# What the task asks
Your answer should be every line of the records that contains the word "ASTM", copied as it stands.

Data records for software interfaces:
________________
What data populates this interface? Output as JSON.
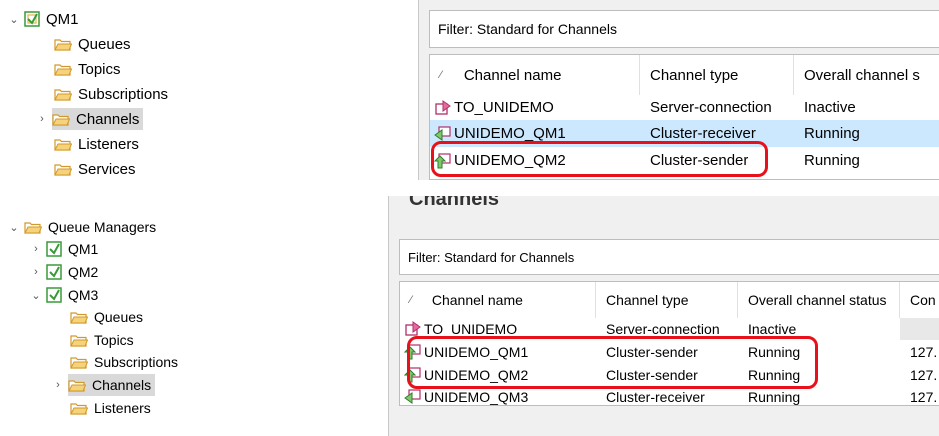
{
  "top_tree": {
    "root_label": "QM1",
    "items": [
      {
        "label": "Queues",
        "selected": false
      },
      {
        "label": "Topics",
        "selected": false
      },
      {
        "label": "Subscriptions",
        "selected": false
      },
      {
        "label": "Channels",
        "selected": true
      },
      {
        "label": "Listeners",
        "selected": false
      },
      {
        "label": "Services",
        "selected": false
      }
    ]
  },
  "top_panel": {
    "filter_label": "Filter:  Standard for Channels",
    "columns": [
      "Channel name",
      "Channel type",
      "Overall channel s"
    ],
    "rows": [
      {
        "name": "TO_UNIDEMO",
        "type": "Server-connection",
        "status": "Inactive",
        "icon": "server-connection-channel-icon",
        "selected": false
      },
      {
        "name": "UNIDEMO_QM1",
        "type": "Cluster-receiver",
        "status": "Running",
        "icon": "cluster-receiver-channel-icon",
        "selected": true
      },
      {
        "name": "UNIDEMO_QM2",
        "type": "Cluster-sender",
        "status": "Running",
        "icon": "cluster-sender-channel-icon",
        "selected": false
      }
    ]
  },
  "bottom_tree": {
    "root_label": "Queue Managers",
    "qmgrs": [
      {
        "label": "QM1",
        "expanded": false
      },
      {
        "label": "QM2",
        "expanded": false
      },
      {
        "label": "QM3",
        "expanded": true
      }
    ],
    "items": [
      {
        "label": "Queues",
        "selected": false
      },
      {
        "label": "Topics",
        "selected": false
      },
      {
        "label": "Subscriptions",
        "selected": false
      },
      {
        "label": "Channels",
        "selected": true
      },
      {
        "label": "Listeners",
        "selected": false
      }
    ]
  },
  "bottom_panel": {
    "heading": "Channels",
    "filter_label": "Filter:  Standard for Channels",
    "columns": [
      "Channel name",
      "Channel type",
      "Overall channel status",
      "Con"
    ],
    "rows": [
      {
        "name": "TO_UNIDEMO",
        "type": "Server-connection",
        "status": "Inactive",
        "conn": "",
        "icon": "server-connection-channel-icon"
      },
      {
        "name": "UNIDEMO_QM1",
        "type": "Cluster-sender",
        "status": "Running",
        "conn": "127.",
        "icon": "cluster-sender-channel-icon"
      },
      {
        "name": "UNIDEMO_QM2",
        "type": "Cluster-sender",
        "status": "Running",
        "conn": "127.",
        "icon": "cluster-sender-channel-icon"
      },
      {
        "name": "UNIDEMO_QM3",
        "type": "Cluster-receiver",
        "status": "Running",
        "conn": "127.",
        "icon": "cluster-receiver-channel-icon"
      }
    ]
  },
  "colors": {
    "highlight": "#e8101a",
    "selection": "#cce8ff",
    "folder": "#e8b84a",
    "qmgr": "#3a9a3a"
  }
}
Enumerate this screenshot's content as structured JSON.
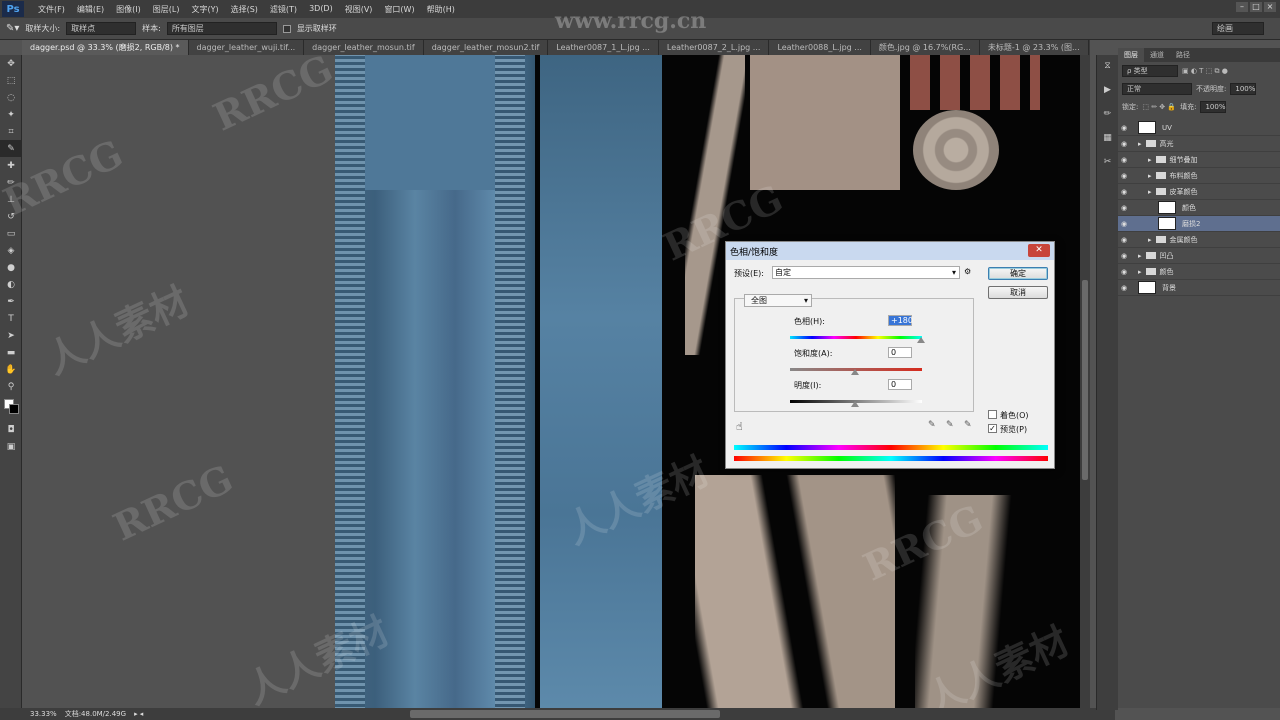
{
  "app": {
    "logo": "Ps"
  },
  "menu": [
    "文件(F)",
    "编辑(E)",
    "图像(I)",
    "图层(L)",
    "文字(Y)",
    "选择(S)",
    "滤镜(T)",
    "3D(D)",
    "视图(V)",
    "窗口(W)",
    "帮助(H)"
  ],
  "options": {
    "sample_size_label": "取样大小:",
    "sample_size_value": "取样点",
    "sample_label": "样本:",
    "sample_value": "所有图层",
    "show_ring_label": "显示取样环",
    "workspace": "绘画"
  },
  "tabs": [
    "dagger.psd @ 33.3% (磨损2, RGB/8) *",
    "dagger_leather_wuji.tif...",
    "dagger_leather_mosun.tif",
    "dagger_leather_mosun2.tif",
    "Leather0087_1_L.jpg ...",
    "Leather0087_2_L.jpg ...",
    "Leather0088_L.jpg ...",
    "颜色.jpg @ 16.7%(RG...",
    "未标题-1 @ 23.3% (图..."
  ],
  "status": {
    "zoom": "33.33%",
    "doc": "文档:48.0M/2.49G"
  },
  "panel": {
    "tabs": [
      "图层",
      "通道",
      "路径"
    ],
    "filter": "ρ 类型",
    "blend": "正常",
    "opacity_label": "不透明度:",
    "opacity": "100%",
    "lock_label": "锁定:",
    "fill_label": "填充:",
    "fill": "100%",
    "layers": [
      {
        "name": "UV",
        "kind": "layer",
        "indent": 0
      },
      {
        "name": "高光",
        "kind": "group",
        "indent": 0
      },
      {
        "name": "细节叠加",
        "kind": "group",
        "indent": 1
      },
      {
        "name": "布料颜色",
        "kind": "group",
        "indent": 1
      },
      {
        "name": "皮革颜色",
        "kind": "group",
        "indent": 1
      },
      {
        "name": "颜色",
        "kind": "layer",
        "indent": 2
      },
      {
        "name": "磨损2",
        "kind": "layer",
        "indent": 2,
        "selected": true
      },
      {
        "name": "金属颜色",
        "kind": "group",
        "indent": 1
      },
      {
        "name": "凹凸",
        "kind": "group",
        "indent": 0
      },
      {
        "name": "颜色",
        "kind": "group",
        "indent": 0
      },
      {
        "name": "背景",
        "kind": "layer",
        "indent": 0
      }
    ]
  },
  "dialog": {
    "title": "色相/饱和度",
    "preset_label": "预设(E):",
    "preset_value": "自定",
    "ok": "确定",
    "cancel": "取消",
    "channel": "全图",
    "hue_label": "色相(H):",
    "hue_value": "+180",
    "sat_label": "饱和度(A):",
    "sat_value": "0",
    "light_label": "明度(I):",
    "light_value": "0",
    "colorize_label": "着色(O)",
    "preview_label": "预览(P)",
    "preview_checked": "✓"
  },
  "watermarks": [
    "www.rrcg.cn",
    "RRCG",
    "人人素材",
    "RRCG",
    "人人素材",
    "RRCG",
    "人人素材",
    "RRCG",
    "人人素材",
    "RRCG",
    "人人素材",
    "RRCG"
  ],
  "colors": {
    "accent": "#5f6f8f",
    "dialog_title": "#c9d9ef",
    "close": "#c8453a"
  }
}
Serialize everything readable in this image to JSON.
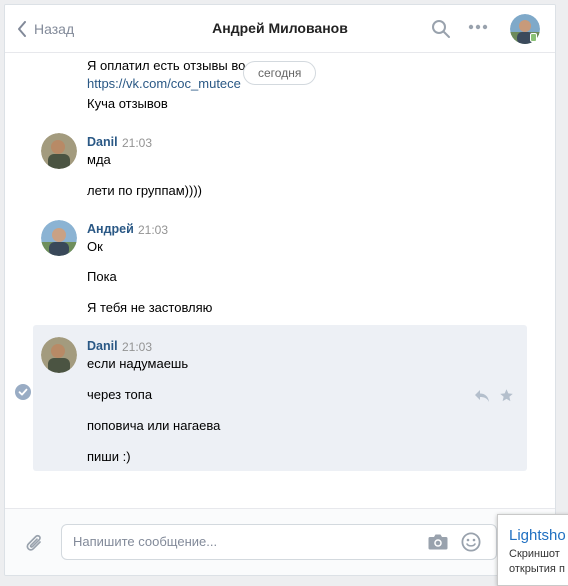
{
  "header": {
    "back_label": "Назад",
    "title": "Андрей Милованов"
  },
  "history": {
    "date_divider": "сегодня",
    "top_lines": [
      "Я оплатил есть отзывы во",
      "https://vk.com/coc_mutece",
      "Куча отзывов"
    ],
    "groups": [
      {
        "sender": "Danil",
        "time": "21:03",
        "messages": [
          "мда",
          "лети по группам))))"
        ]
      },
      {
        "sender": "Андрей",
        "time": "21:03",
        "messages": [
          "Ок",
          "Пока",
          "Я тебя не застовляю"
        ]
      },
      {
        "sender": "Danil",
        "time": "21:03",
        "messages": [
          "если надумаешь",
          "через топа",
          "поповича или нагаева",
          "пиши :)"
        ],
        "selected": true
      }
    ]
  },
  "composer": {
    "placeholder": "Напишите сообщение..."
  },
  "lightshot": {
    "title": "Lightsho",
    "line1": "Скриншот",
    "line2": "открытия п"
  },
  "colors": {
    "link": "#2a5885",
    "selected_bg": "#edf0f5",
    "online": "#8ac176",
    "lightshot_blue": "#1f6fc1"
  },
  "icons": [
    "chevron-left-icon",
    "search-icon",
    "more-icon",
    "check-circle-icon",
    "reply-icon",
    "star-icon",
    "paperclip-icon",
    "camera-icon",
    "smile-icon"
  ]
}
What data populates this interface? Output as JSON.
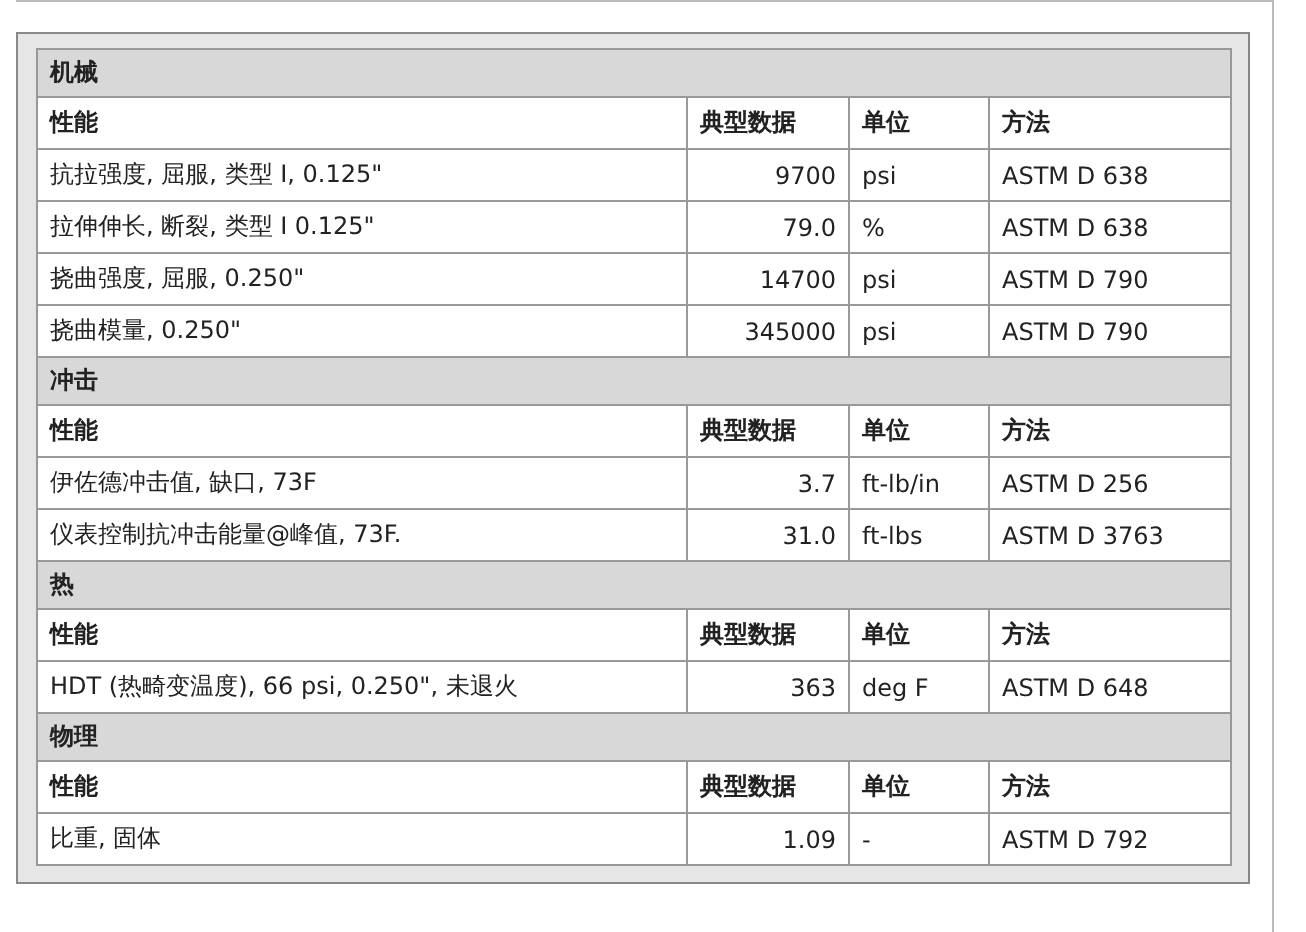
{
  "sections": [
    {
      "title": "机械",
      "columns": [
        "性能",
        "典型数据",
        "单位",
        "方法"
      ],
      "rows": [
        [
          "抗拉强度, 屈服, 类型 I, 0.125\"",
          "9700",
          "psi",
          "ASTM D 638"
        ],
        [
          "拉伸伸长, 断裂, 类型 I 0.125\"",
          "79.0",
          "%",
          "ASTM D 638"
        ],
        [
          "挠曲强度, 屈服, 0.250\"",
          "14700",
          "psi",
          "ASTM D 790"
        ],
        [
          "挠曲模量, 0.250\"",
          "345000",
          "psi",
          "ASTM D 790"
        ]
      ]
    },
    {
      "title": "冲击",
      "columns": [
        "性能",
        "典型数据",
        "单位",
        "方法"
      ],
      "rows": [
        [
          "伊佐德冲击值, 缺口, 73F",
          "3.7",
          "ft-lb/in",
          "ASTM D 256"
        ],
        [
          "仪表控制抗冲击能量@峰值, 73F.",
          "31.0",
          "ft-lbs",
          "ASTM D 3763"
        ]
      ]
    },
    {
      "title": "热",
      "columns": [
        "性能",
        "典型数据",
        "单位",
        "方法"
      ],
      "rows": [
        [
          "HDT (热畸变温度), 66 psi, 0.250\", 未退火",
          "363",
          "deg F",
          "ASTM D 648"
        ]
      ]
    },
    {
      "title": "物理",
      "columns": [
        "性能",
        "典型数据",
        "单位",
        "方法"
      ],
      "rows": [
        [
          "比重, 固体",
          "1.09",
          "-",
          "ASTM D 792"
        ]
      ]
    }
  ]
}
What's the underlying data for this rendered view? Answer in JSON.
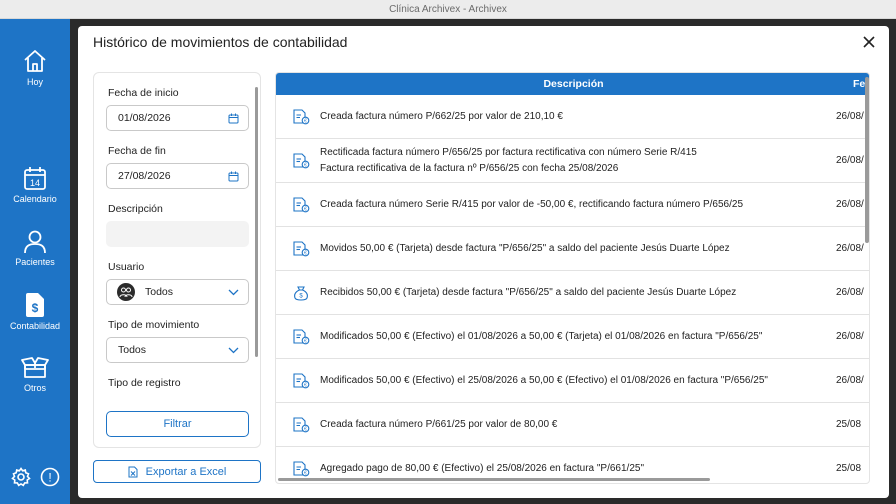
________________
# Reply
          "ASTM D 638"
          "ASTM D 638"
          "ASTM D 790"
          "ASTM D 790"
          "ASTM D 256"
          "ASTM D 3763"
          "ASTM D 648"
          "ASTM D 792"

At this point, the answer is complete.